- 2 September 2014
- From the section Europe
At last Saturday's summit in Brussels the EU's new foreign policy chief Federica Mogherini said that, at heart, the European Union was a "peace project".
It is often defended with those words but now it is a "peace project" at a time of war. The known world is receding. And Europe is struggling to adjust to that new reality.
Others too are having to react to a Russian president who speaks of Novorossiya, of the unknown and ill-defined country of New Russia.
So on his way to the Nato summit in Wales, President Obama will on Wednesday divert to the Estonian capital Tallinn.
There he will reassure the increasingly anxious Baltic states and Poland that they can depend on Nato guarantees.
The American president will "reaffirm our unwavering commitment to the defence of our Nato allies". The message to the Kremlin has been summed up by the White House as: "Russia, don't even think about messing around in Estonia or any of the other Nato members."
To back up those guarantees, Nato looks set to create a new rapid reaction force which would bring 4,000 troops to, say, one of the Baltic states in 48 hours. Equipment and logistics will be pre-positioned so that, in the words of the Nato secretary general, the troops can "travel light but strike hard".
Putin smells weakness
What unsettles the Baltic states is that President Putin has spoken of the right to intervene to protect the interests of Russian speakers.
About 25% of those living in Estonia are ethnic Russians. It was not difficult during a brief trip to a Russian market in Tallinn to find those who both like the Russian president and see him as a protector - although they tend to be from the older generation.
So President Obama will reaffirm the unity and the strength of the alliance but that will not change the situation on the ground in Ukraine - and that comes back to the will and determination of Europe's leaders.
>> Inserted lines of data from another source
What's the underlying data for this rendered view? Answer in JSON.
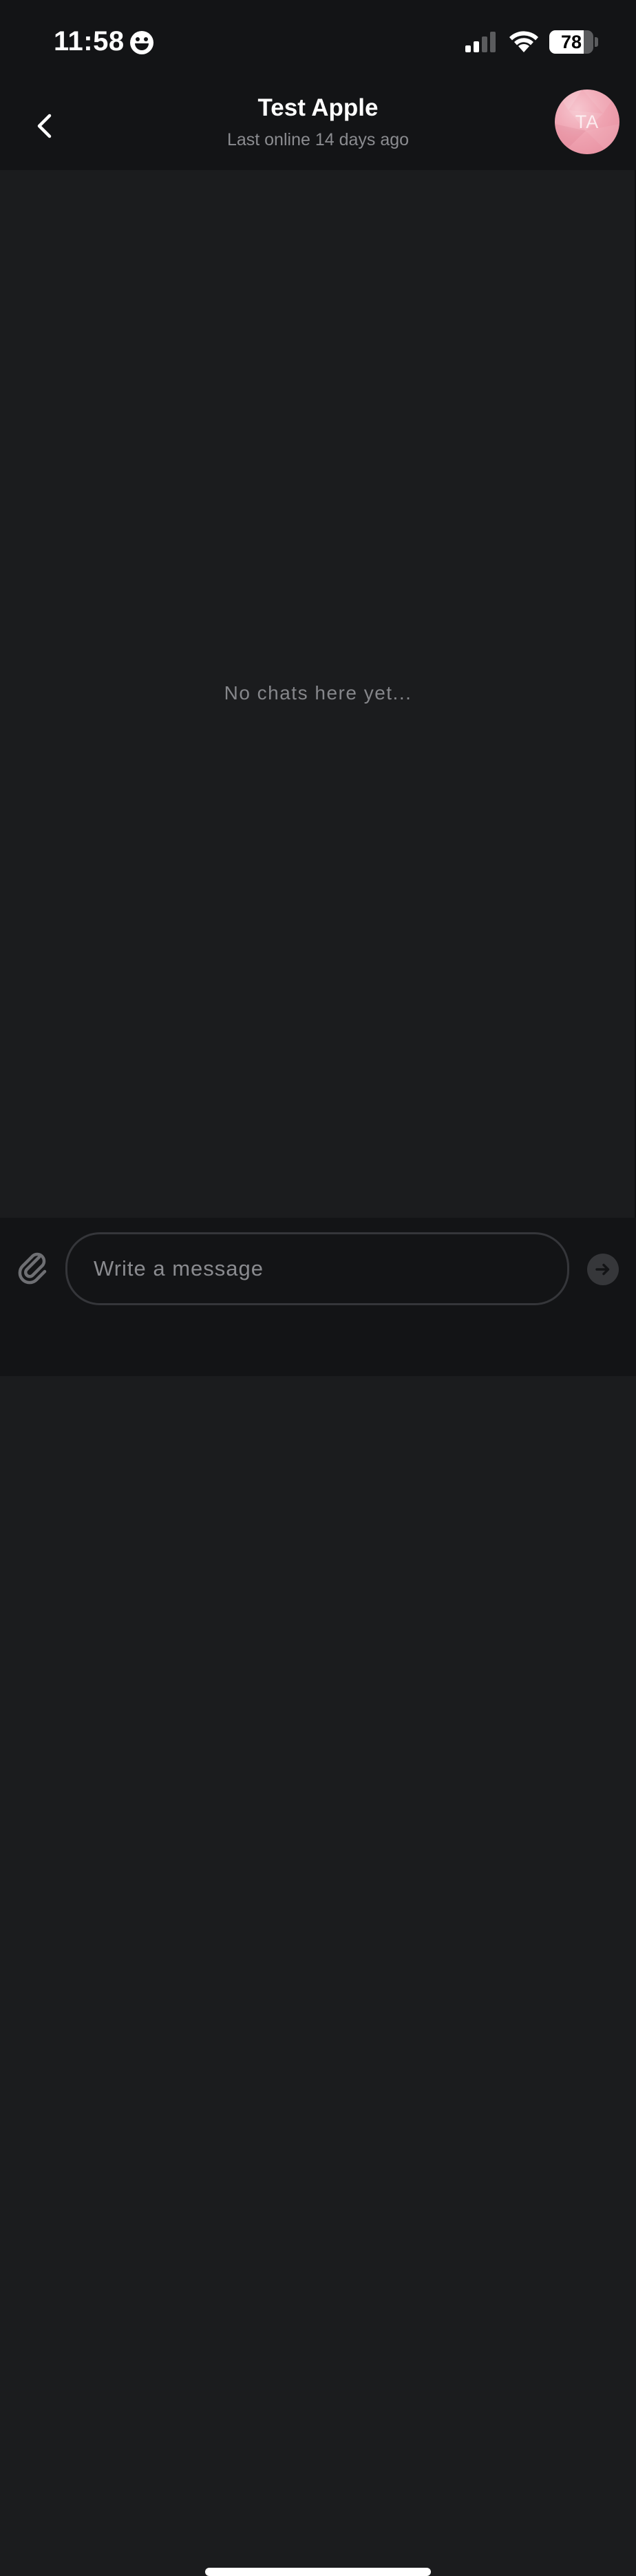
{
  "status_bar": {
    "time": "11:58",
    "status_icon": "smiley-face-icon",
    "signal_icon": "cellular-signal-icon",
    "wifi_icon": "wifi-icon",
    "battery_level": "78",
    "battery_fraction": 0.78
  },
  "header": {
    "back_icon": "chevron-left-icon",
    "contact_name": "Test Apple",
    "last_online": "Last online 14 days ago",
    "avatar_initials": "TA",
    "avatar_color": "#f0a7b4"
  },
  "chat": {
    "empty_message": "No chats here yet..."
  },
  "composer": {
    "attach_icon": "paperclip-icon",
    "placeholder": "Write a message",
    "value": "",
    "send_icon": "arrow-right-icon"
  },
  "colors": {
    "background": "#1b1c1e",
    "bars": "#131416",
    "muted_text": "#8b8c90"
  }
}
At times during this crisis, Europe has given the impression that it would rather do anything than stand up to Russia - and President Putin is a leader who smells weakness.
I am told that some European leaders felt almost insulted by Russia when they were briefed by the Ukrainian president last Saturday on the extent of Russian involvement in eastern Ukraine.
In March the Kremlin had told them the so-called "green men" had nothing to do with the Russian military and now they were being told there were no Russian units on Ukrainian territory.
At the start of the crisis, German Chancellor Angela Merkel had been cautious and tried to keep open a channel of communication with the Russian president but now she feels deceived and, despite all the lobbying from the German business community, she has backed tougher sanctions whatever the economic cost.
"Accepting Russia's behaviour is not an option," Mrs Merkel says. She sees Russia as openly challenging the post-war European order.
There are doubters; the Hungarians, the Slovaks and the Czech Republic are against further sanctions. Even so the EU will almost certainly agree another round of sanctions later this week in coordination with the G7.
They will possibly enforce a ban on all Russian state-owned companies borrowing or raising capital in Europe. It sounds tough but most of these Russian entities don't need to raise equity. To really hurt the Russian economy, Europe will have to slash its dependency on its oil and gas.
'Time of darkness'
Europe's leaders are struggling with their response. Some leaders believe that they need to unfurl a big economic stick to have any hope of reining in President Putin. Others fear it will only further provoke the Russian leader.
Europe's leaders like to say there can be no military solution to the crisis. The trouble is that President Putin thinks there can be.
Europe's dilemma is that if Russia succeeds and carves out some kind of separate entity in the east and south-east of Ukraine, the borders of a sovereign European country will have been changed by force and the EU will be exposed as weak and indecisive.
Already Ukrainian ministers are warning of a "great war" with Russia. If the fighting intensifies it will not be limited to eastern Ukraine. Ukrainians will continue the struggle and, almost certainly, will acquire weapons and support from abroad.
For the EU this crisis challenges its unity and its resolve. A peace project in a time of war may well require different skills than the exercise of soft power.
Mrs Mogherini perhaps understood the enormity of what Europe is facing when she described the era as "a time of complete darkness".